If corporate greed depresses you, then you need to meet Jay Frost, 38, and his wife, Yuko Iida Frost, 44, nonprofit careerists turned entrepreneurs. Since its founding in December 1999, their Fairfield, Connecticut-based company, Thousand Cranes Tea (named for the birds that symbolize health and longevity), has been giving 10 percent of its sales to a different charity every month. If profits were down, and their business could have used that extra 10 percent, too bad. But good for charities like American Rivers and Operation Smile, a nonprofit providing reconstructive surgery to children and young adults with facial deformities.
Why did you leave the nonprofit sector to start your own business?
Jay: We had an epiphany where we looked at how we were living, and we decided we wanted to be more independent. So we built a business that reflected our values. Also, [working at nonprofits] was a stressful life. A lot of people think working in the nonprofit world is a cushy place to be, but it's not at all. There's a lot of pressure, you work very long hours and you're not usually [adequately] financially remunerated. We were stressed out, and one of the ways we dealt with the stress was by drinking a lot of tea.

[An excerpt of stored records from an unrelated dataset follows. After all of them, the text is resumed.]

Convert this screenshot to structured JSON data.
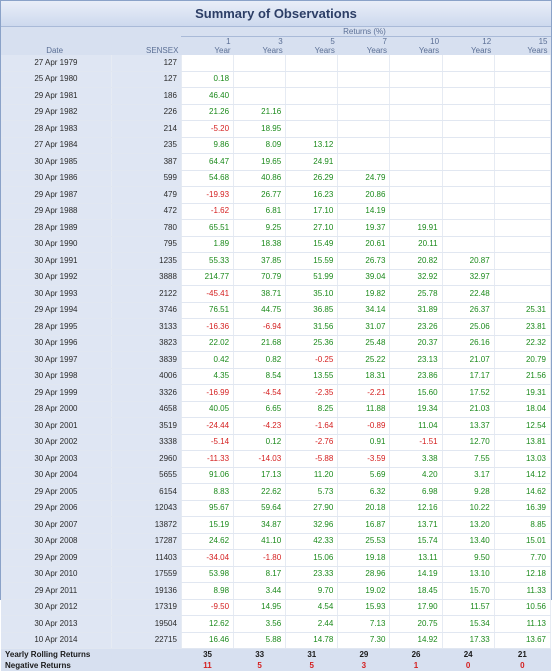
{
  "title": "Summary of Observations",
  "header": {
    "date": "Date",
    "sensex": "SENSEX",
    "returns": "Returns (%)",
    "periods": [
      {
        "n": "1",
        "unit": "Year"
      },
      {
        "n": "3",
        "unit": "Years"
      },
      {
        "n": "5",
        "unit": "Years"
      },
      {
        "n": "7",
        "unit": "Years"
      },
      {
        "n": "10",
        "unit": "Years"
      },
      {
        "n": "12",
        "unit": "Years"
      },
      {
        "n": "15",
        "unit": "Years"
      }
    ]
  },
  "colors": {
    "positive": "#1b8a1b",
    "negative": "#d41e1e"
  },
  "rows": [
    {
      "date": "27 Apr 1979",
      "sensex": "127",
      "r": [
        "",
        "",
        "",
        "",
        "",
        "",
        ""
      ]
    },
    {
      "date": "25 Apr 1980",
      "sensex": "127",
      "r": [
        "0.18",
        "",
        "",
        "",
        "",
        "",
        ""
      ]
    },
    {
      "date": "29 Apr 1981",
      "sensex": "186",
      "r": [
        "46.40",
        "",
        "",
        "",
        "",
        "",
        ""
      ]
    },
    {
      "date": "29 Apr 1982",
      "sensex": "226",
      "r": [
        "21.26",
        "21.16",
        "",
        "",
        "",
        "",
        ""
      ]
    },
    {
      "date": "28 Apr 1983",
      "sensex": "214",
      "r": [
        "-5.20",
        "18.95",
        "",
        "",
        "",
        "",
        ""
      ]
    },
    {
      "date": "27 Apr 1984",
      "sensex": "235",
      "r": [
        "9.86",
        "8.09",
        "13.12",
        "",
        "",
        "",
        ""
      ]
    },
    {
      "date": "30 Apr 1985",
      "sensex": "387",
      "r": [
        "64.47",
        "19.65",
        "24.91",
        "",
        "",
        "",
        ""
      ]
    },
    {
      "date": "30 Apr 1986",
      "sensex": "599",
      "r": [
        "54.68",
        "40.86",
        "26.29",
        "24.79",
        "",
        "",
        ""
      ]
    },
    {
      "date": "29 Apr 1987",
      "sensex": "479",
      "r": [
        "-19.93",
        "26.77",
        "16.23",
        "20.86",
        "",
        "",
        ""
      ]
    },
    {
      "date": "29 Apr 1988",
      "sensex": "472",
      "r": [
        "-1.62",
        "6.81",
        "17.10",
        "14.19",
        "",
        "",
        ""
      ]
    },
    {
      "date": "28 Apr 1989",
      "sensex": "780",
      "r": [
        "65.51",
        "9.25",
        "27.10",
        "19.37",
        "19.91",
        "",
        ""
      ]
    },
    {
      "date": "30 Apr 1990",
      "sensex": "795",
      "r": [
        "1.89",
        "18.38",
        "15.49",
        "20.61",
        "20.11",
        "",
        ""
      ]
    },
    {
      "date": "30 Apr 1991",
      "sensex": "1235",
      "r": [
        "55.33",
        "37.85",
        "15.59",
        "26.73",
        "20.82",
        "20.87",
        ""
      ]
    },
    {
      "date": "30 Apr 1992",
      "sensex": "3888",
      "r": [
        "214.77",
        "70.79",
        "51.99",
        "39.04",
        "32.92",
        "32.97",
        ""
      ]
    },
    {
      "date": "30 Apr 1993",
      "sensex": "2122",
      "r": [
        "-45.41",
        "38.71",
        "35.10",
        "19.82",
        "25.78",
        "22.48",
        ""
      ]
    },
    {
      "date": "29 Apr 1994",
      "sensex": "3746",
      "r": [
        "76.51",
        "44.75",
        "36.85",
        "34.14",
        "31.89",
        "26.37",
        "25.31"
      ]
    },
    {
      "date": "28 Apr 1995",
      "sensex": "3133",
      "r": [
        "-16.36",
        "-6.94",
        "31.56",
        "31.07",
        "23.26",
        "25.06",
        "23.81"
      ]
    },
    {
      "date": "30 Apr 1996",
      "sensex": "3823",
      "r": [
        "22.02",
        "21.68",
        "25.36",
        "25.48",
        "20.37",
        "26.16",
        "22.32"
      ]
    },
    {
      "date": "30 Apr 1997",
      "sensex": "3839",
      "r": [
        "0.42",
        "0.82",
        "-0.25",
        "25.22",
        "23.13",
        "21.07",
        "20.79"
      ]
    },
    {
      "date": "30 Apr 1998",
      "sensex": "4006",
      "r": [
        "4.35",
        "8.54",
        "13.55",
        "18.31",
        "23.86",
        "17.17",
        "21.56"
      ]
    },
    {
      "date": "29 Apr 1999",
      "sensex": "3326",
      "r": [
        "-16.99",
        "-4.54",
        "-2.35",
        "-2.21",
        "15.60",
        "17.52",
        "19.31"
      ]
    },
    {
      "date": "28 Apr 2000",
      "sensex": "4658",
      "r": [
        "40.05",
        "6.65",
        "8.25",
        "11.88",
        "19.34",
        "21.03",
        "18.04"
      ]
    },
    {
      "date": "30 Apr 2001",
      "sensex": "3519",
      "r": [
        "-24.44",
        "-4.23",
        "-1.64",
        "-0.89",
        "11.04",
        "13.37",
        "12.54"
      ]
    },
    {
      "date": "30 Apr 2002",
      "sensex": "3338",
      "r": [
        "-5.14",
        "0.12",
        "-2.76",
        "0.91",
        "-1.51",
        "12.70",
        "13.81"
      ]
    },
    {
      "date": "30 Apr 2003",
      "sensex": "2960",
      "r": [
        "-11.33",
        "-14.03",
        "-5.88",
        "-3.59",
        "3.38",
        "7.55",
        "13.03"
      ]
    },
    {
      "date": "30 Apr 2004",
      "sensex": "5655",
      "r": [
        "91.06",
        "17.13",
        "11.20",
        "5.69",
        "4.20",
        "3.17",
        "14.12"
      ]
    },
    {
      "date": "29 Apr 2005",
      "sensex": "6154",
      "r": [
        "8.83",
        "22.62",
        "5.73",
        "6.32",
        "6.98",
        "9.28",
        "14.62"
      ]
    },
    {
      "date": "29 Apr 2006",
      "sensex": "12043",
      "r": [
        "95.67",
        "59.64",
        "27.90",
        "20.18",
        "12.16",
        "10.22",
        "16.39"
      ]
    },
    {
      "date": "30 Apr 2007",
      "sensex": "13872",
      "r": [
        "15.19",
        "34.87",
        "32.96",
        "16.87",
        "13.71",
        "13.20",
        "8.85"
      ]
    },
    {
      "date": "30 Apr 2008",
      "sensex": "17287",
      "r": [
        "24.62",
        "41.10",
        "42.33",
        "25.53",
        "15.74",
        "13.40",
        "15.01"
      ]
    },
    {
      "date": "29 Apr 2009",
      "sensex": "11403",
      "r": [
        "-34.04",
        "-1.80",
        "15.06",
        "19.18",
        "13.11",
        "9.50",
        "7.70"
      ]
    },
    {
      "date": "30 Apr 2010",
      "sensex": "17559",
      "r": [
        "53.98",
        "8.17",
        "23.33",
        "28.96",
        "14.19",
        "13.10",
        "12.18"
      ]
    },
    {
      "date": "29 Apr 2011",
      "sensex": "19136",
      "r": [
        "8.98",
        "3.44",
        "9.70",
        "19.02",
        "18.45",
        "15.70",
        "11.33"
      ]
    },
    {
      "date": "30 Apr 2012",
      "sensex": "17319",
      "r": [
        "-9.50",
        "14.95",
        "4.54",
        "15.93",
        "17.90",
        "11.57",
        "10.56"
      ]
    },
    {
      "date": "30 Apr 2013",
      "sensex": "19504",
      "r": [
        "12.62",
        "3.56",
        "2.44",
        "7.13",
        "20.75",
        "15.34",
        "11.13"
      ]
    },
    {
      "date": "10 Apr 2014",
      "sensex": "22715",
      "r": [
        "16.46",
        "5.88",
        "14.78",
        "7.30",
        "14.92",
        "17.33",
        "13.67"
      ]
    }
  ],
  "summary": {
    "rolling_label": "Yearly Rolling Returns",
    "rolling": [
      "35",
      "33",
      "31",
      "29",
      "26",
      "24",
      "21"
    ],
    "negative_label": "Negative Returns",
    "negative": [
      "11",
      "5",
      "5",
      "3",
      "1",
      "0",
      "0"
    ]
  }
}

Was it an adjustment, going from raising money to selling products?
Jay: No, I don't think it's very different. I think fund-raising is sales: The only difference is, you're selling a mission. And that's one thing we've totally carried over-our goal is to sell a mission, a tea-oriented lifestyle, if you will, which means taking a few minutes each day and simply having a cup of tea and relaxing. Our whole goal was to build a business that reflects our interest in living a life centered on home, having fun and relaxing.
And a life of giving. You two must sleep well at night.
Jay: [Laughs] Yes. One thing I know about major donors is they feel liberated when they give their money away, and the more they give away, the better they feel. Now, I'm not against making money at all. But giving it away is a liberating feeling, and so I thought, "Why not make it part of our business?" I'm really not as excited about the money as I am that we're telling people about charities that they never knew existed.
Geoff Williams has written for numerous publications, including Entrepreneur, Consumer Reports, LIFE and Entertainment Weekly. He also is the author of Living Well with Bad Credit.